[What to produce]:
From the first line to the last, retype the records exactly and skip the pictures.

[Information shown]:
=== Section Start ===
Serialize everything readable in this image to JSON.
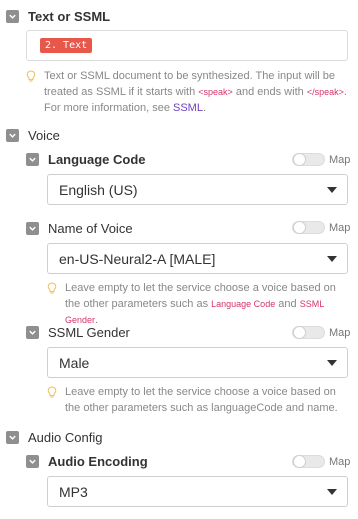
{
  "text_or_ssml": {
    "label": "Text or SSML",
    "pill": "2. Text",
    "help_pre": "Text or SSML document to be synthesized. The input will be treated as SSML if it starts with",
    "help_speak_open": "<speak>",
    "help_mid": "and ends with",
    "help_speak_close": "</speak>",
    "help_post": ". For more information, see",
    "help_link": "SSML",
    "help_end": "."
  },
  "voice": {
    "label": "Voice",
    "language_code": {
      "label": "Language Code",
      "map_label": "Map",
      "value": "English (US)"
    },
    "name_of_voice": {
      "label": "Name of Voice",
      "map_label": "Map",
      "value": "en-US-Neural2-A [MALE]",
      "help_pre": "Leave empty to let the service choose a voice based on the other parameters such as",
      "help_link1": "Language Code",
      "help_and": "and",
      "help_link2": "SSML Gender",
      "help_end": "."
    },
    "ssml_gender": {
      "label": "SSML Gender",
      "map_label": "Map",
      "value": "Male",
      "help": "Leave empty to let the service choose a voice based on the other parameters such as languageCode and name."
    }
  },
  "audio_config": {
    "label": "Audio Config",
    "audio_encoding": {
      "label": "Audio Encoding",
      "map_label": "Map",
      "value": "MP3"
    }
  },
  "colors": {
    "pill_bg": "#e8584a",
    "checkbox": "#8f8f8f",
    "code_text": "#d6336c",
    "link": "#6f42c1"
  }
}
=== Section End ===
[Task solution]:
Serialize everything readable in this image to JSON.
{
  "text_or_ssml": {
    "label": "Text or SSML",
    "pill": "2. Text",
    "help_pre": "Text or SSML document to be synthesized. The input will be treated as SSML if it starts with",
    "help_speak_open": "<speak>",
    "help_mid": "and ends with",
    "help_speak_close": "</speak>",
    "help_post": ". For more information, see",
    "help_link": "SSML",
    "help_end": "."
  },
  "voice": {
    "label": "Voice",
    "language_code": {
      "label": "Language Code",
      "map_label": "Map",
      "value": "English (US)"
    },
    "name_of_voice": {
      "label": "Name of Voice",
      "map_label": "Map",
      "value": "en-US-Neural2-A [MALE]",
      "help_pre": "Leave empty to let the service choose a voice based on the other parameters such as",
      "help_link1": "Language Code",
      "help_and": "and",
      "help_link2": "SSML Gender",
      "help_end": "."
    },
    "ssml_gender": {
      "label": "SSML Gender",
      "map_label": "Map",
      "value": "Male",
      "help": "Leave empty to let the service choose a voice based on the other parameters such as languageCode and name."
    }
  },
  "audio_config": {
    "label": "Audio Config",
    "audio_encoding": {
      "label": "Audio Encoding",
      "map_label": "Map",
      "value": "MP3"
    }
  },
  "colors": {
    "pill_bg": "#e8584a",
    "checkbox": "#8f8f8f",
    "code_text": "#d6336c",
    "link": "#6f42c1"
  }
}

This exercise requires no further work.